Just two months ago, Secretary of State John Kerry approved $1.3 billion in annual U.S. military aid to Egypt—the second largest recipient of such help after Israel.
In the past, American aid to Egypt has included armored personnel carriers, helicopters, anti-aircraft missiles, surveillance systems, fighter jets and tanks, as well as training as the U.S. poured more than $70 billion in military and economic aid into Egypt since 1948.
On Wednesday, the same military ousted Egypt's first democratically elected president, Mohammed Morsi.
The challenge for Washington now will be how to support democracy in Egypt and throughout to the Arab world, and also hold onto its foothold in the strategic region and on the border with close ally Israel.
The biggest immediate hurdle is that American law bans military or financial assistance "to the government of any country whose duly elected head of government is deposed by military coup or decree."
On Wednesday, President Barack Obama said he was "deeply concerned" about the Egyptian military's ouster, but he significantly did not use the word "coup."
However, Turkish Foreign Minister Ahmet Davutoglu told Reuters on Thursday that Morsi's dismissal was a "military coup" and branded it "unacceptable." Morsi's Muslim Brotherhood has also alleged the deposed president was the victim of a coup.
"Coup" comes from the French "coup d'etat," or "stroke of state." Webster's New World College Dictionary defines it as the "sudden, forcible overthrow of a ruler, government, etc., sometimes with violence, by a small group of people already having some political or military authority."
Most likely aware of these concerns, the Egyptian army has said it has no interest in ruling the country.
On Thursday, an Egyptian constitutional court judge appointed by Hosni Mubarak—the strongman leader ousted by the Arab Spring uprising—was sworn in as acting president.
But according to Maha Azzam, Egypt expert and associate fellow at international think tank Chatham House, the United States had not done enough to show it is defending democracy in Egypt and should condemn what she called a military coup.
Otherwise, it "will be understood in the Arab world as an antagonistic move against a Islamist president," she said.
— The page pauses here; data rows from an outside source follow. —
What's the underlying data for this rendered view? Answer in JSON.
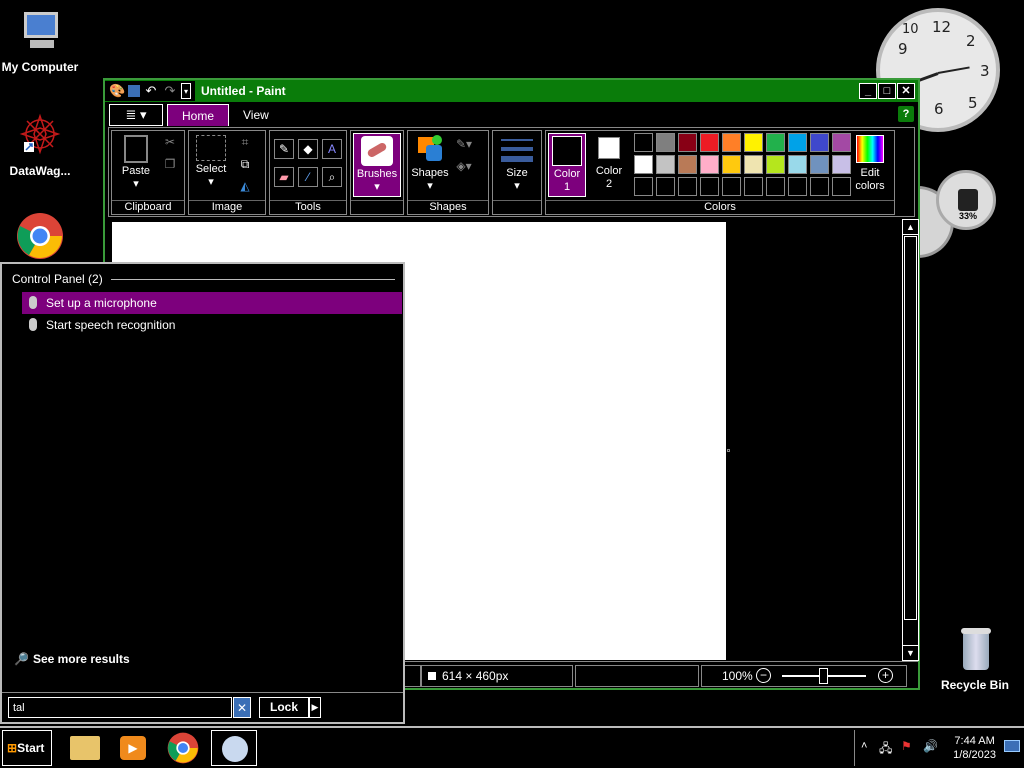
{
  "desktop": {
    "icons": [
      {
        "label": "My Computer"
      },
      {
        "label": "DataWag..."
      },
      {
        "label": ""
      },
      {
        "label": "Recycle Bin"
      }
    ],
    "gauge_percent": "33%"
  },
  "paint": {
    "title": "Untitled - Paint",
    "tabs": [
      "Home",
      "View"
    ],
    "groups": {
      "clipboard": "Clipboard",
      "image": "Image",
      "tools": "Tools",
      "shapes": "Shapes",
      "colors": "Colors"
    },
    "buttons": {
      "paste": "Paste",
      "select": "Select",
      "brushes": "Brushes",
      "shapes": "Shapes",
      "size": "Size",
      "color1": "Color\n1",
      "color1_a": "Color",
      "color1_b": "1",
      "color2_a": "Color",
      "color2_b": "2",
      "edit_a": "Edit",
      "edit_b": "colors"
    },
    "palette_row1": [
      "#000000",
      "#7f7f7f",
      "#880015",
      "#ed1c24",
      "#ff7f27",
      "#fff200",
      "#22b14c",
      "#00a2e8",
      "#3f48cc",
      "#a349a4"
    ],
    "palette_row2": [
      "#ffffff",
      "#c3c3c3",
      "#b97a57",
      "#ffaec9",
      "#ffc90e",
      "#efe4b0",
      "#b5e61d",
      "#99d9ea",
      "#7092be",
      "#c8bfe7"
    ],
    "status": {
      "size": "614 × 460px",
      "zoom": "100%"
    }
  },
  "startmenu": {
    "header": "Control Panel (2)",
    "items": [
      "Set up a microphone",
      "Start speech recognition"
    ],
    "see_more": "See more results",
    "search_value": "tal",
    "lock_label": "Lock"
  },
  "taskbar": {
    "start_label": "Start",
    "time": "7:44 AM",
    "date": "1/8/2023"
  }
}
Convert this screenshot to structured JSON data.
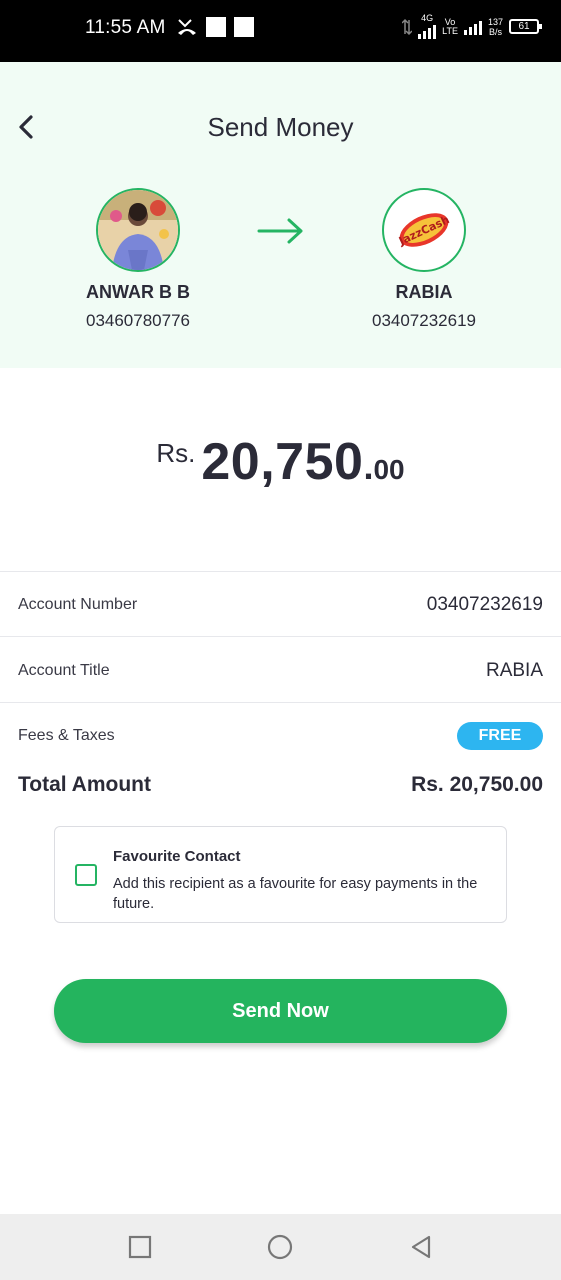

Other countries in the region will hear a message that American pro-democracy rhetoric is not matched by its action.
"Despite [the United States'] words for the support for democracy, it is ready to see [Morsi] replaced through unconstitutional means, and that sets a bad precedent for the United States," Azzam said.
Jon Alterman at the Center of Strategic and International Studies disagreed. He said the United States has already warned Egypt's military that it needs to respect the rule of law and civilians' rights.
It has also made clear that it supports a broad-based "consultative" approach that includes Egyptians from across the political spectrum.
"[The United States] has cautioned [the military] about the implications of a removing a democratically elected government," Alterman said. "It seems to me the U.S. statements support broad consultations."
While the Obama administration may say it supports democracy, by backing the military that just overthrew a democratically elected government, the United States is doing the opposite, according to Azzam.
In addition, she said, the stance risks alienating a huge swath of the population: Muslim Brotherhood supporters.
"The Muslim Brotherhood have shown a commitment to the democratic process and non-violence," Azzam said. Morsi's ouster could result in "Islamist activists saying democracy doesn't work and doesn't deliver if you are an Islamist."
Now that they face disillusionment, the worry is that they and other political Muslims will denied a place in politics.
"We can't have an open society that is only open to secularists and leftists. Everyone has a right to engage politically," Azzam said.
Alterman agreed that involving all sectors of society is essential to helping build a healthy democracy.
"The whole purpose of the democratic process is not to make the winners feel good about winning but for those who lost to feel that they can win in the future," he said.
But in the end, the United States will have a limited impact on whether or not democracy takes root in Egypt, Alterman said.
"What the U.S. says and does may move the needle to some degree, but there will be a lot of Egyptians who believe that the U.S. has done the wrong thing no matter what it says or does," he added.
—By Mandy Clark, NBC News